As violent conflict rages on in Sudan, diplomats and nationals from the United Kingdom, United States, France, and China are set to be evacuated by air, according to a statement from the Sudanese army. Army chief Fattah al-Burhan has pledged to facilitate and secure their evacuation “in the coming hours.”
Al-Burhan is currently embroiled in a bitter power struggle with the leader of the rival paramilitary faction, the Rapid Support Forces (RSF). The ongoing fighting across the country has resulted in the deaths of hundreds of people within the past week.
Previous attempts to evacuate foreign nationals were halted due to safety concerns. The army’s statement detailed that British, US, French, and Chinese diplomats and nationals would be evacuated on military transport planes from the capital, Khartoum.
In addition, Saudi Arabia announced plans to evacuate its citizens and nationals of “brotherly” countries. The Saudi Arabian diplomatic mission has already been evacuated by land to the coastal city of Port Sudan and then by air to Saudi Arabia. The Jordanian diplomatic mission is set to be secured next.
Khartoum’s international airport remains closed due to the ongoing violence, leaving foreign embassies, including the UK and US, unable to repatriate their citizens.
Despite both the army and RSF agreeing to a three-day ceasefire in honor of the Muslim holiday of Eid al-Fitr, starting from Friday, the conflict has entered its second week. Sporadic gunfire and air strikes were reported in the capital on Saturday, despite the truce.
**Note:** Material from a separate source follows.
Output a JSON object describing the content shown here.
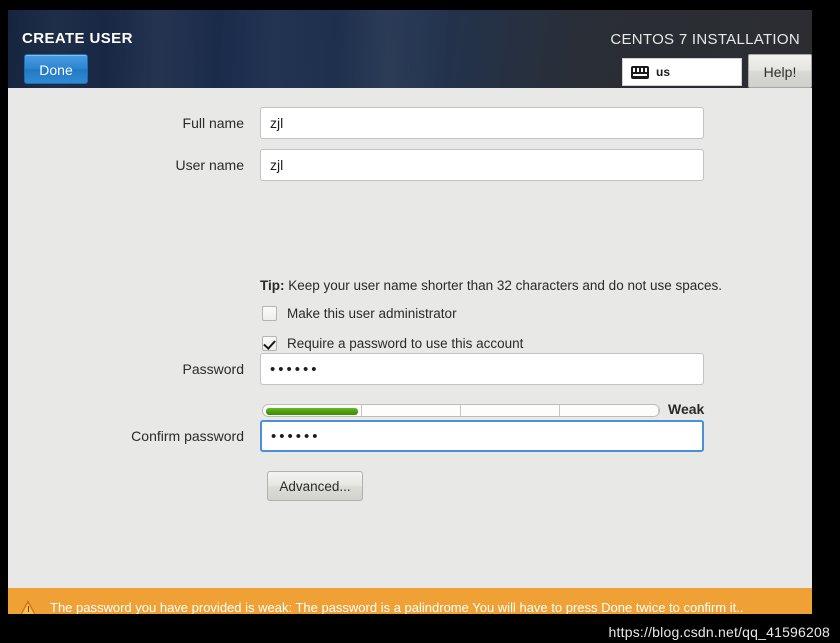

Mariam al-Mahdi, a former foreign minister currently sheltering in Khartoum, told the BBC that the ceasefire was “not taking at all.” She described the dire situation in the city, with a lack of electricity and water, and medical teams being targeted in the fighting. Al-Mahdi also reported: “There are rotting bodies of our youth in the streets.”